■ **Assignment**
Return the lines below exactly, starting with the line that contains "Serialize everything readable" and stopping after the last line.

App and web page records:
★ ★ ★ ★ ★ ★ ★
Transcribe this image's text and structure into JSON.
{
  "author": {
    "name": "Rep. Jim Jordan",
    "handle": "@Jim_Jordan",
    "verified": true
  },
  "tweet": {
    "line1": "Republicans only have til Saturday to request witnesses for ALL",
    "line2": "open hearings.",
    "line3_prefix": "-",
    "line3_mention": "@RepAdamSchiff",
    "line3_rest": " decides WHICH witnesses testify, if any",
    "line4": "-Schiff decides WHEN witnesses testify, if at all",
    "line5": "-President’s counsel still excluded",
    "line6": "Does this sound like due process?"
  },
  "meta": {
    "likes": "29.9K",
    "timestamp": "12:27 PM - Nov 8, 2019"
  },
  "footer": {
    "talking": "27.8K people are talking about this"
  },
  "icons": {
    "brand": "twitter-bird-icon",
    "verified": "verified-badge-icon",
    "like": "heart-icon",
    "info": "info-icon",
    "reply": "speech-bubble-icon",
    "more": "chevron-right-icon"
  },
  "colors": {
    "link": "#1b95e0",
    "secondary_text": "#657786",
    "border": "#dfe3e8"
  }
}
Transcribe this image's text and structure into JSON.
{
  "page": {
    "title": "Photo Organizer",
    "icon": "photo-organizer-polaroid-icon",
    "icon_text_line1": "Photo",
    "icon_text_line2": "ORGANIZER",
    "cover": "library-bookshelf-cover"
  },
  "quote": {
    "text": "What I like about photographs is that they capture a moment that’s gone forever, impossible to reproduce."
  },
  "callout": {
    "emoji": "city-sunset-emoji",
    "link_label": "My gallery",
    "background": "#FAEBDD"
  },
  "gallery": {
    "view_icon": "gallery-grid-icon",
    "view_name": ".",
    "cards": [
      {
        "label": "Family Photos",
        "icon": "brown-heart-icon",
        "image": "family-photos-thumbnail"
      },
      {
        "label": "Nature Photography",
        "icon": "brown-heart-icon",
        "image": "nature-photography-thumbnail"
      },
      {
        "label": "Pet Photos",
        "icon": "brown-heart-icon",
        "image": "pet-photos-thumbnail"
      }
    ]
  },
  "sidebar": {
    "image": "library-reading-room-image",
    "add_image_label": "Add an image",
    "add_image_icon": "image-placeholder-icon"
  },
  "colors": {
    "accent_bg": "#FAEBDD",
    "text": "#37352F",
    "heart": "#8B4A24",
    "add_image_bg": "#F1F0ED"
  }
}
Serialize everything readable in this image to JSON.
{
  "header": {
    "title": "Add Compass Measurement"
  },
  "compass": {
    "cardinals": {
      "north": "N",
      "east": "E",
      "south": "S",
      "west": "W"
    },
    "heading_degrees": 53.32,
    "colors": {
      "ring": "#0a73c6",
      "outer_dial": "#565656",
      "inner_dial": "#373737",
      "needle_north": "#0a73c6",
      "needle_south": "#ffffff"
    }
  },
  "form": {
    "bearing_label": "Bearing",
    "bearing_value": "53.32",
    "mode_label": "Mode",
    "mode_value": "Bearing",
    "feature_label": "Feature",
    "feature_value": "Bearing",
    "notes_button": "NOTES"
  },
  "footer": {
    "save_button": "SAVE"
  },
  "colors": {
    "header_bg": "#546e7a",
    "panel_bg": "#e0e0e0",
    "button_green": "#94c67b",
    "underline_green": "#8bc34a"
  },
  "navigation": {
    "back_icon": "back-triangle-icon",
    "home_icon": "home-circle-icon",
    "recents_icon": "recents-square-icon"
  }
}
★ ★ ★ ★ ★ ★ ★
■ **Response below**
Serialize everything readable in this image to JSON.
{
  "header": {
    "title": "Add Compass Measurement"
  },
  "compass": {
    "cardinals": {
      "north": "N",
      "east": "E",
      "south": "S",
      "west": "W"
    },
    "heading_degrees": 53.32,
    "colors": {
      "ring": "#0a73c6",
      "outer_dial": "#565656",
      "inner_dial": "#373737",
      "needle_north": "#0a73c6",
      "needle_south": "#ffffff"
    }
  },
  "form": {
    "bearing_label": "Bearing",
    "bearing_value": "53.32",
    "mode_label": "Mode",
    "mode_value": "Bearing",
    "feature_label": "Feature",
    "feature_value": "Bearing",
    "notes_button": "NOTES"
  },
  "footer": {
    "save_button": "SAVE"
  },
  "colors": {
    "header_bg": "#546e7a",
    "panel_bg": "#e0e0e0",
    "button_green": "#94c67b",
    "underline_green": "#8bc34a"
  },
  "navigation": {
    "back_icon": "back-triangle-icon",
    "home_icon": "home-circle-icon",
    "recents_icon": "recents-square-icon"
  }
}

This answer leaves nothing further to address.